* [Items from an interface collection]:

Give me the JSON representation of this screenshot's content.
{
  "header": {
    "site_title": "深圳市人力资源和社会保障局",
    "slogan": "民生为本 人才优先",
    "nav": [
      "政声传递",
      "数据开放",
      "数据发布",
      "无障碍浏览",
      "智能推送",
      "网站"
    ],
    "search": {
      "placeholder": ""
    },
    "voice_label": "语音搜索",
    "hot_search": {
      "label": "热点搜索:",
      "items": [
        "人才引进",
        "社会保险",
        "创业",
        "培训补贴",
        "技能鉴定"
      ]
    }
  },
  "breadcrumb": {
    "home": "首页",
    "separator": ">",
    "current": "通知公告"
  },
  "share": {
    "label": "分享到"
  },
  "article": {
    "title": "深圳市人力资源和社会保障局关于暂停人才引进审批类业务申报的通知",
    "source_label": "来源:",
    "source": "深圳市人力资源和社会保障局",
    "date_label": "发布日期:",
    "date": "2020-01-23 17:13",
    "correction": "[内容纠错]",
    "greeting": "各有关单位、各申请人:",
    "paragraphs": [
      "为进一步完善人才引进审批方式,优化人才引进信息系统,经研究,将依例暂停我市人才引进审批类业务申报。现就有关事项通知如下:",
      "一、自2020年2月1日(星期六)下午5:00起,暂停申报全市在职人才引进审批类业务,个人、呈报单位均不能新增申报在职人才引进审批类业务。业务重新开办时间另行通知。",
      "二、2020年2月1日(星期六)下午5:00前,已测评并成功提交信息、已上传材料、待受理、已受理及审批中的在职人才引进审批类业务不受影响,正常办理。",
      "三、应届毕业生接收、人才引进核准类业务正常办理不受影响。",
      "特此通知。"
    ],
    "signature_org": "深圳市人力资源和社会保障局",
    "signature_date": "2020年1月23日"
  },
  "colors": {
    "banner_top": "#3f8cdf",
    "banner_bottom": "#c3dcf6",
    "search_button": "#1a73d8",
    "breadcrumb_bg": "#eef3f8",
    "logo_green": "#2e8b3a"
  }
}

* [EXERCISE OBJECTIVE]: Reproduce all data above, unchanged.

* [REPLY TO THE TASK]:
Give me the JSON representation of this screenshot's content.
{
  "header": {
    "site_title": "深圳市人力资源和社会保障局",
    "slogan": "民生为本 人才优先",
    "nav": [
      "政声传递",
      "数据开放",
      "数据发布",
      "无障碍浏览",
      "智能推送",
      "网站"
    ],
    "search": {
      "placeholder": ""
    },
    "voice_label": "语音搜索",
    "hot_search": {
      "label": "热点搜索:",
      "items": [
        "人才引进",
        "社会保险",
        "创业",
        "培训补贴",
        "技能鉴定"
      ]
    }
  },
  "breadcrumb": {
    "home": "首页",
    "separator": ">",
    "current": "通知公告"
  },
  "share": {
    "label": "分享到"
  },
  "article": {
    "title": "深圳市人力资源和社会保障局关于暂停人才引进审批类业务申报的通知",
    "source_label": "来源:",
    "source": "深圳市人力资源和社会保障局",
    "date_label": "发布日期:",
    "date": "2020-01-23 17:13",
    "correction": "[内容纠错]",
    "greeting": "各有关单位、各申请人:",
    "paragraphs": [
      "为进一步完善人才引进审批方式,优化人才引进信息系统,经研究,将依例暂停我市人才引进审批类业务申报。现就有关事项通知如下:",
      "一、自2020年2月1日(星期六)下午5:00起,暂停申报全市在职人才引进审批类业务,个人、呈报单位均不能新增申报在职人才引进审批类业务。业务重新开办时间另行通知。",
      "二、2020年2月1日(星期六)下午5:00前,已测评并成功提交信息、已上传材料、待受理、已受理及审批中的在职人才引进审批类业务不受影响,正常办理。",
      "三、应届毕业生接收、人才引进核准类业务正常办理不受影响。",
      "特此通知。"
    ],
    "signature_org": "深圳市人力资源和社会保障局",
    "signature_date": "2020年1月23日"
  },
  "colors": {
    "banner_top": "#3f8cdf",
    "banner_bottom": "#c3dcf6",
    "search_button": "#1a73d8",
    "breadcrumb_bg": "#eef3f8",
    "logo_green": "#2e8b3a"
  }
}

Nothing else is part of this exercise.